The Breakers was the marvel of the Vanderbilts, who amassed their fortune in steamships and railroads. After the wooden house smoldered to the ground in 1892, Cornelius Vanderbilt assembled a new mansion of 70 rooms with about 65,000 square feet of living space. It was planned by the eminent designer Richard Morris Hunt. On entering the Great Hall, Hunt’s figure can be seen above one of the six entryways of the Great Hall. He is following in some admirable people’s footsteps, as alternate entryways have above them: Dante, Apollo, Galileo, and the stone carver himself, Karl Bitter. The Breakers is loaded with rich furniture, craftsmanship and apparatuses. It has turned into the quintessential case of the Gilded Age way of life of the rich. Newport was the focal point of the well-off social class and the Breakers was its pulsating heart.
The Kingscote Mansion was one of the first purported summer cabins assembled.
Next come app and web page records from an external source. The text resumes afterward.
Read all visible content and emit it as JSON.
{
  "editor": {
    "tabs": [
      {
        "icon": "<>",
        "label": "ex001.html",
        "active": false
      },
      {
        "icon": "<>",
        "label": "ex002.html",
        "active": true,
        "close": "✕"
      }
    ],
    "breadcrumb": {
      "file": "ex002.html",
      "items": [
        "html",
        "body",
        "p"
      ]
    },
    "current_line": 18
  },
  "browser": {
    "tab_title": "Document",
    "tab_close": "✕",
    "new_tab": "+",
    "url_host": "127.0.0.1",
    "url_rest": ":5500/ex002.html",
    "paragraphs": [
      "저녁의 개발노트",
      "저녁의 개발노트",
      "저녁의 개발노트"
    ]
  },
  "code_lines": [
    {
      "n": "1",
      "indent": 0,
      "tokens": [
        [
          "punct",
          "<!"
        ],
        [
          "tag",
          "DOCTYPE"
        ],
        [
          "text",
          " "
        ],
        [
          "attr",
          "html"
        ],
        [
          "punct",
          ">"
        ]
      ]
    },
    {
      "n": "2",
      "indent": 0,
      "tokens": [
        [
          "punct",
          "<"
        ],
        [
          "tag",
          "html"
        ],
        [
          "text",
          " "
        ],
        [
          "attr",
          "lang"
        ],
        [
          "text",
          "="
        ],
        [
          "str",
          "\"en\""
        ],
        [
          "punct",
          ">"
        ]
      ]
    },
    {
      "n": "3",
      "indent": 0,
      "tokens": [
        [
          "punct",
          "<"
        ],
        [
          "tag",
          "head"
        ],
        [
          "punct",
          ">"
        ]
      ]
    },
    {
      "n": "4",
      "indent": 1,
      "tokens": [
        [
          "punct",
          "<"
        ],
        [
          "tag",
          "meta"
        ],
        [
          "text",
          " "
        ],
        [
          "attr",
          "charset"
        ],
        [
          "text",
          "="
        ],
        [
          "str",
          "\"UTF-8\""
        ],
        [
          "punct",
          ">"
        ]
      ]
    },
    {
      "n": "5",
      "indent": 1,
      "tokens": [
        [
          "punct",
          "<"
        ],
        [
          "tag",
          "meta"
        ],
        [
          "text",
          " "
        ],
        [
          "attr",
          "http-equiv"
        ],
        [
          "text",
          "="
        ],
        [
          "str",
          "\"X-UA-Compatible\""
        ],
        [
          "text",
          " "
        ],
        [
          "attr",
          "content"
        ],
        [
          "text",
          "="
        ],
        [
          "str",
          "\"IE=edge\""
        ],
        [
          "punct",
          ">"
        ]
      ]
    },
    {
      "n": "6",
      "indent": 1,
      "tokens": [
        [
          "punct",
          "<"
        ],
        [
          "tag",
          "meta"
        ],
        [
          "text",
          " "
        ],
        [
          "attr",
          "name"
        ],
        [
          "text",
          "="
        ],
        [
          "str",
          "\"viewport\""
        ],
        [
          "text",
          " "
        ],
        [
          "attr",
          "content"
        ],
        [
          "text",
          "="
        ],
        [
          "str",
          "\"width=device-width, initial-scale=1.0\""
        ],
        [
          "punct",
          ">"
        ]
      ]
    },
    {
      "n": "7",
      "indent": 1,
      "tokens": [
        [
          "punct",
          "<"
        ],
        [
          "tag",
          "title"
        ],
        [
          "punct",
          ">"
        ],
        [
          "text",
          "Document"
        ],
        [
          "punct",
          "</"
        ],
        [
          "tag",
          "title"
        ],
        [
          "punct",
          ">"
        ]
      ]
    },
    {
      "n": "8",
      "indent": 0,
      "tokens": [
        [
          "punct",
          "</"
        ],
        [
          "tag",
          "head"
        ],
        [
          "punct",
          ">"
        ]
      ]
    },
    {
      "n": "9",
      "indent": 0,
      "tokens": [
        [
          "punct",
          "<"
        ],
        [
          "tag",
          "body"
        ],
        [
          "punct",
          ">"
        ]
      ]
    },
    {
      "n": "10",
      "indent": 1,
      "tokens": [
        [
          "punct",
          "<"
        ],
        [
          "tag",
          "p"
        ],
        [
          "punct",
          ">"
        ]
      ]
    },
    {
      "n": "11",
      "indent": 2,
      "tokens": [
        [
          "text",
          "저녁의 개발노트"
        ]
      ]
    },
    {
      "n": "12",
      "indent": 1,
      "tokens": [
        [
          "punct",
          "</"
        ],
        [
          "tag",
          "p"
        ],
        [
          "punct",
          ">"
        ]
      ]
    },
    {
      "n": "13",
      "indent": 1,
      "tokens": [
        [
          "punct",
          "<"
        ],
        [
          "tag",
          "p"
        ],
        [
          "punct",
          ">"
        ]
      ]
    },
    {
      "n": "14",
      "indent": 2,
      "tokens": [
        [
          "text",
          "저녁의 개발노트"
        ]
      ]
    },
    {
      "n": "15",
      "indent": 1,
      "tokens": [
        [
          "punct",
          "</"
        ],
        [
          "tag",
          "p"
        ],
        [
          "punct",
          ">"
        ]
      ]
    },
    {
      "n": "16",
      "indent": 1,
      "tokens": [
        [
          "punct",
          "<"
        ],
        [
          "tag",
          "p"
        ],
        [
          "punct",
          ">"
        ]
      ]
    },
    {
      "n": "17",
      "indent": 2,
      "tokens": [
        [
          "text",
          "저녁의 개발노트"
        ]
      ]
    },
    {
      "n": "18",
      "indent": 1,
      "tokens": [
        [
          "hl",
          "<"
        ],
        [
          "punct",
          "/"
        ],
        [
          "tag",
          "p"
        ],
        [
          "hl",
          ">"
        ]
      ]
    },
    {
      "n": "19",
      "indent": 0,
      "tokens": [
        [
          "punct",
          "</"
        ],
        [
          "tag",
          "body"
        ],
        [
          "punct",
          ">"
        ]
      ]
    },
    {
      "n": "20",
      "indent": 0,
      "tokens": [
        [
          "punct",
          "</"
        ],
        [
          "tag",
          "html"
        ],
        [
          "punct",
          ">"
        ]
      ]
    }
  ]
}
It was made in the Gothic Revival style and is credited for reintroducing this form of architecture to the public. The house has curves, towers, and lavish trim. It was perhaps one of the first houses to motivate the rich to manufacture and gather in the range. This house is now a National Historic Landmark.
Chateau Sur Mer is another mansion in the Newport Style of the Gilded Age, substantial and luxurious. It was likely the first mansion to really introduce this era. In its heyday, enormous gatherings were tossed with visitors numbering in the thousands. The building was the biggest until the Vanderbilt’s arrived. Chateau Sur Mer is a great Victorian style house complete with lavish furniture, divider paper, as well as stenciling and earthenware production. The mansion is now a National Historic Landmark.
Another notable landmark of the Bellevue Avenue Historic District includes the Marble House, which was originally owned by the Vanderbilt family and designed by Richard Morris Hunt. With the estimated cost of the Marble House being $11 million, $7 million of this total cost included 500,000 cubic feet of marble. The mansion is often compared to the Palace of Versailles in Paris, France and also to the White House in Washington D.C., due to its elaborate Beaux-Arts architecture. Before their divorce in 1895, William K. Vanderbilt presented the Marble House as a gift to his wife, Alva. After the death of her second husband, Alva built a Chinese Tea House nearby where she and other ladies rallied together for the right to vote.
- By UpstateNYer (Own work) [CC BY-SA 3.0 (http://creativecommons.org/licenses/by-sa/3.0)%5D, via Wikimedia Commons
- Daniel Case at the English language Wikipedia [GFDL (http://www.gnu.org/copyleft/fdl.html) or CC-BY-SA-3.0 (http://creativecommons.org/licenses/by-sa/3.0/)%5D, via Wikimedia Commons
- Daderot at en.wikipedia [GFDL (http://www.gnu.org/copyleft/fdl.html) or CC-BY-SA-3.0 (http://creativecommons.org/licenses/by-sa/3.0/)%5D, via Wikimedia Commons